posted in: Arty-nomics | 4

An online artist acquaintance, Cindy Schnackel, recently asked 4 artists – all working hard to become established – some pertinent questions about living the artist’s life right now. Read her summary post at http://cindyschnackel.wordpress.com/2012/12/06/artists-the-future-of-art-and-art-as-your-day-job/ to see what she found. And while you’re there, check out some very personable birds and other creatures from Cindy’s very busy imagination and brush.

The artists were Janis Zroback
Anita Inverarity
Regina Valluzzi
Lynnette Shelly


4 Responses

  1. cindyschnackel

    Thanks for reblogging and for your nice comments!

  2. cindyschnackel

    It was good to get your input in this. There were quite a few artists on RB alone that were probably good choices, so hopefully more will comment and add their thoughts. I Approved the reblog and hope it shows up publicly the way its supposed to. This is the first time anyone reblogged from mine, so it’s new to me. Thanks!

  3. Susan

    This was an interesting read.
    Do you find Red Bubble has been profitable for you?

    • nerdlypainter
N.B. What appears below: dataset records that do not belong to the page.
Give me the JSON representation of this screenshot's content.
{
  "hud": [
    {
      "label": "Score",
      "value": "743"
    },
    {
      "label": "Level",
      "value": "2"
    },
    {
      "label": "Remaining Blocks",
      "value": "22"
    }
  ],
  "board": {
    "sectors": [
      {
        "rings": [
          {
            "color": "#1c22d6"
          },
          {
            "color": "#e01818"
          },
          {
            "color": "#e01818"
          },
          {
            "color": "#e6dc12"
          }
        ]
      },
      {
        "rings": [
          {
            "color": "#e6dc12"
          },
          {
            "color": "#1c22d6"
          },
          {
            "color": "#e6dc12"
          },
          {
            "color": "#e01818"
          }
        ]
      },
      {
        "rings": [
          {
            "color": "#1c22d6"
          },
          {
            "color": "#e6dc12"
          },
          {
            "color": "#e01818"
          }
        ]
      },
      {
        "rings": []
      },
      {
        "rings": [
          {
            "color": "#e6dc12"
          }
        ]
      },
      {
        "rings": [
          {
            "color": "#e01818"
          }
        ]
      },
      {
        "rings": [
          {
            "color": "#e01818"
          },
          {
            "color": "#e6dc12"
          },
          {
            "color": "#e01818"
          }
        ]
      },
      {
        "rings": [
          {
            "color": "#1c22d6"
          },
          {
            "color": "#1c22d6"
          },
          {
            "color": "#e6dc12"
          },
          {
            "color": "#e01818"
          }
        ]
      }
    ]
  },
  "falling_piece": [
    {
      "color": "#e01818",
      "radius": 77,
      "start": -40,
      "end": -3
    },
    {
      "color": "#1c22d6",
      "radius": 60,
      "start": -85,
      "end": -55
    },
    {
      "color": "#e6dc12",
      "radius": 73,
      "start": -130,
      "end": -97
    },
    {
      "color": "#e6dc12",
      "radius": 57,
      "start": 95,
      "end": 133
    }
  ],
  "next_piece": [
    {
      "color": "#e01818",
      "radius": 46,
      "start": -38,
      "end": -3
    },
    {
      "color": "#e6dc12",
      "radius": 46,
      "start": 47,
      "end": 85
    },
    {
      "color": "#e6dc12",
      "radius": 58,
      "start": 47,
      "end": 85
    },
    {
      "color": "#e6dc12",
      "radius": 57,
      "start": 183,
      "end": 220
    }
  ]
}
      I don’t make a lot of income from Red Bubble. they managed to attract some superlative artists early on, but the team managing the site seems to have decided that they’ll focus on more commercial graphic art and merchandising phone cases and T-shirts. As a result it has gotten more and more difficult to sell art there. Even in merchandized form if it isn’t line art that could go on a hair band album cover or big eyed girl cartoons and posters for a High School goth kid’s bedroom – it’s very hard to sell.
      I think this goes back to some of the points made in the article I’d cited in an earlier post (Early evidence is often not really evidence).
      The internet tends to create little Bubbles. With art and visual information, the items that will get a quick response are works that (a) translate very well from “work” to jpeg “image” without a lot of content loss (b) works whose jpeg “image” translates into a small thumbnail well. There may be some good, craveable art that manages to fit those two criteria, but I would not use them to define “good art”.

      Your work is very detailed and the charm and interest is in the details and the way they add up within the whole. An internet thumbnail of your “Bearing Strait” for example, might show one or two of the main critters clearly, but probably would not really tell anything about the piece at all. Yet it’s an engaging piece that jpegs well.

      What thumbnails well? Exactly what sites like RedBubble promote most heavily. Simple line art, graphic art, and slick commercial art and photography. But the good thumbnails are trending in just the opposite direction from where offline fine art collection seems to be heading (details, texture, presence, complexity).